Marbury goes for the quick two, gets it and then Parker is fouled. The 20-year-old makes the first, but misses the second!

The hope for about 0.4 seconds is evaporated by none other than Duncan. He gets the offensive rebound and his redemption to end the game at the foul line, needing to make both to make it a four-point game with 5.1 seconds left. Now it's really over.

Inexplicably, he misses the first. I shot a look at my dad, who was muttering to himself about the horrible shot Marbury is about to dart down the floor to chuck up to try and tie the game.

Then, the unthinkable. He missed both! We can win the game! I jump out of my seat, practically headbutting the TV I'm so close to it as my dad screams at me to move. I dart out of the way as Marbury brings the ball past half-court, looking for that shot my dad and I knew was coming that wouldn't be real pretty. (It's amazing to watch Marbury during the rebound. He goes to his normal default position for an outlet pass and then has the ball tipped right to his area to start the run himself.)

Marbury, facing the right corner of the floor as he glides up to take the shot, turns and fires, overextending his hips to face the left corner. It was as bad as my dad had predicted.

BUTTER! I do something more ridiculous than Frank Johnson, parading around the bedroom and refusing to even see the results of the review. I knew it was good. My dad was fist-pumping like he knew it was coming the whole time. He wasn't even mentioning the fact that he banked it in, a small victory for me.

A shot of clarity and homerism shot through us after two minutes of dancing around. Screw David Robinson's swan song.
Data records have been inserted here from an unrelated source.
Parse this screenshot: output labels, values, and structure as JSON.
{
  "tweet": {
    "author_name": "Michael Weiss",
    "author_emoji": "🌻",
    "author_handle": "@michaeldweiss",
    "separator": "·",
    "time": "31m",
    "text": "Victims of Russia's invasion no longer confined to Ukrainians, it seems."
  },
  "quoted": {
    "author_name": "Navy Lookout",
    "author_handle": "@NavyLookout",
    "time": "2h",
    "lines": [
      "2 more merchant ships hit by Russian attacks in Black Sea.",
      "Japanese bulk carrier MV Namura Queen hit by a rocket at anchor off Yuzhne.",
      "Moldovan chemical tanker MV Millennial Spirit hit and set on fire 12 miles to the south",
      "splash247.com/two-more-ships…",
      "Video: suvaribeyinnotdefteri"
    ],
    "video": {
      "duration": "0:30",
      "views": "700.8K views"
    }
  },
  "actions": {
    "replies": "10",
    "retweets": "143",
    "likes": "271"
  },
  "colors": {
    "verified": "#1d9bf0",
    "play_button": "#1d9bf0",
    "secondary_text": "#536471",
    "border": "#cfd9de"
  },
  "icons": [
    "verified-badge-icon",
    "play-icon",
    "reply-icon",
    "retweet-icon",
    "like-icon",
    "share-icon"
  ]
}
Screw Tim Duncan's second MVP. Marbury eviscerated the entire city in their house and had to leave them to think about if that second title was ever going to come for at least the next two days.

My dad knew that was the moment of the season and to expect nothing more, but I was still seeing the title on its way. For those 48 hours in-between Game 1 and Game 2, that possibility was some of the best time I ever had growing up as a Suns fan.